# Prompt:
All lines holding the word "icon" should be located in the records and copied.

(Interface dataset entries)
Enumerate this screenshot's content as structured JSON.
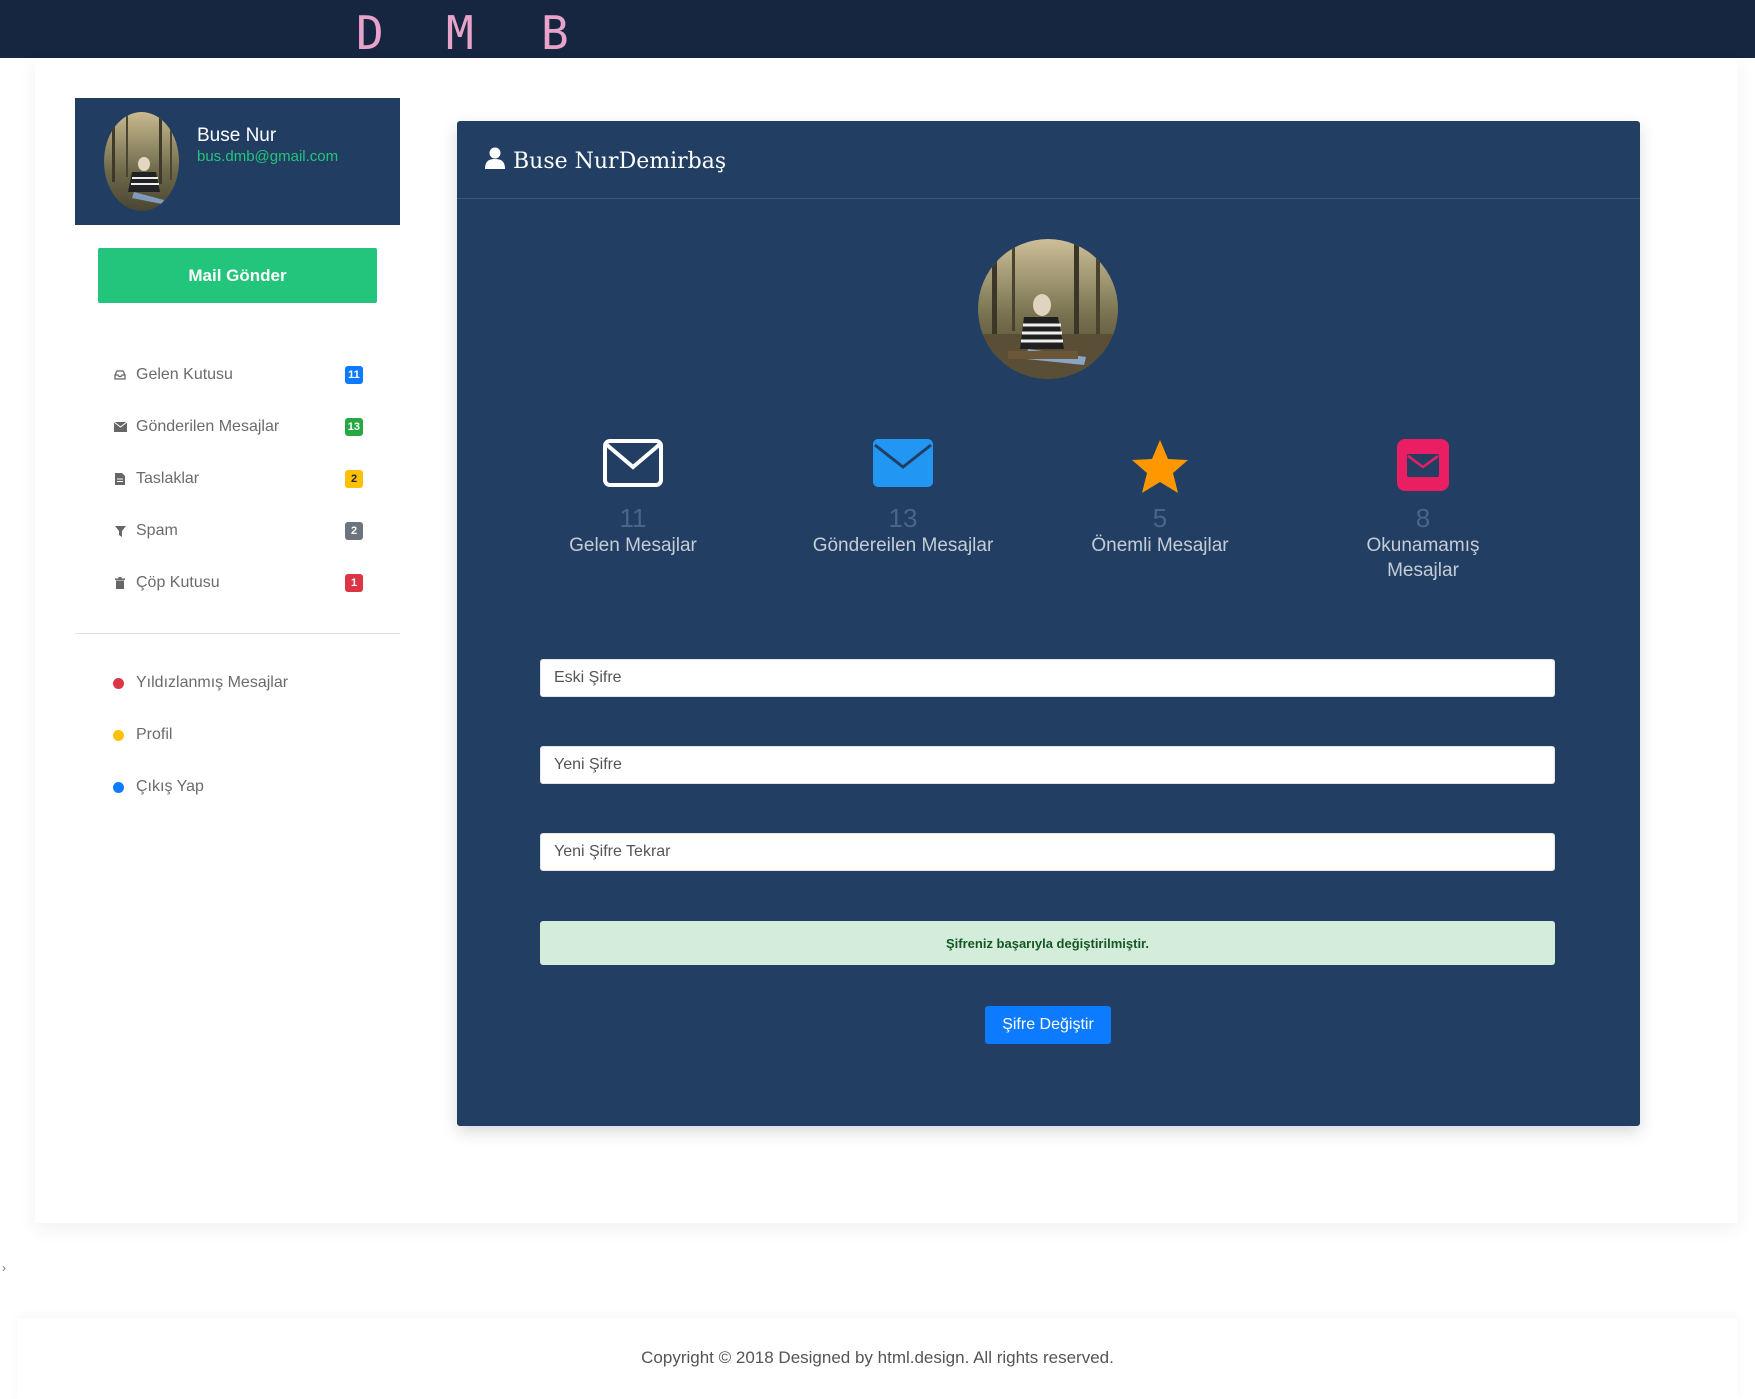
{
  "brand": {
    "letters": [
      "D",
      "M",
      "B"
    ],
    "color": "#e7a3c9"
  },
  "profile": {
    "name": "Buse Nur",
    "email": "bus.dmb@gmail.com"
  },
  "sidebar": {
    "compose_label": "Mail Gönder",
    "folders": [
      {
        "label": "Gelen Kutusu",
        "count": "11",
        "icon": "inbox-icon",
        "badge_color": "#0d7bff"
      },
      {
        "label": "Gönderilen Mesajlar",
        "count": "13",
        "icon": "envelope-icon",
        "badge_color": "#28a745"
      },
      {
        "label": "Taslaklar",
        "count": "2",
        "icon": "file-icon",
        "badge_color": "#ffc107"
      },
      {
        "label": "Spam",
        "count": "2",
        "icon": "filter-icon",
        "badge_color": "#6c757d"
      },
      {
        "label": "Çöp Kutusu",
        "count": "1",
        "icon": "trash-icon",
        "badge_color": "#dc3545"
      }
    ],
    "links": [
      {
        "label": "Yıldızlanmış Mesajlar",
        "dot_color": "#dc3545"
      },
      {
        "label": "Profil",
        "dot_color": "#ffc107"
      },
      {
        "label": "Çıkış Yap",
        "dot_color": "#0d7bff"
      }
    ]
  },
  "panel": {
    "title": "Buse NurDemirbaş",
    "stats": [
      {
        "value": "11",
        "label": "Gelen Mesajlar",
        "icon": "envelope-outline-icon"
      },
      {
        "value": "13",
        "label": "Göndereilen Mesajlar",
        "icon": "envelope-solid-icon"
      },
      {
        "value": "5",
        "label": "Önemli Mesajlar",
        "icon": "star-icon"
      },
      {
        "value": "8",
        "label": "Okunamamış Mesajlar",
        "icon": "envelope-square-icon"
      }
    ],
    "form": {
      "old_password_placeholder": "Eski Şifre",
      "new_password_placeholder": "Yeni Şifre",
      "repeat_password_placeholder": "Yeni Şifre Tekrar",
      "success_message": "Şifreniz başarıyla değiştirilmiştir.",
      "submit_label": "Şifre Değiştir"
    }
  },
  "footer": {
    "text": "Copyright © 2018 Designed by html.design. All rights reserved."
  },
  "colors": {
    "topbar": "#172640",
    "panel": "#223f63",
    "accent_green": "#22c57b",
    "primary_blue": "#0d7bff"
  }
}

# Task response:
        "icon": "inbox-icon",
        "icon": "envelope-icon",
        "icon": "file-icon",
        "icon": "filter-icon",
        "icon": "trash-icon",
        "icon": "envelope-outline-icon"
        "icon": "envelope-solid-icon"
        "icon": "star-icon"
        "icon": "envelope-square-icon"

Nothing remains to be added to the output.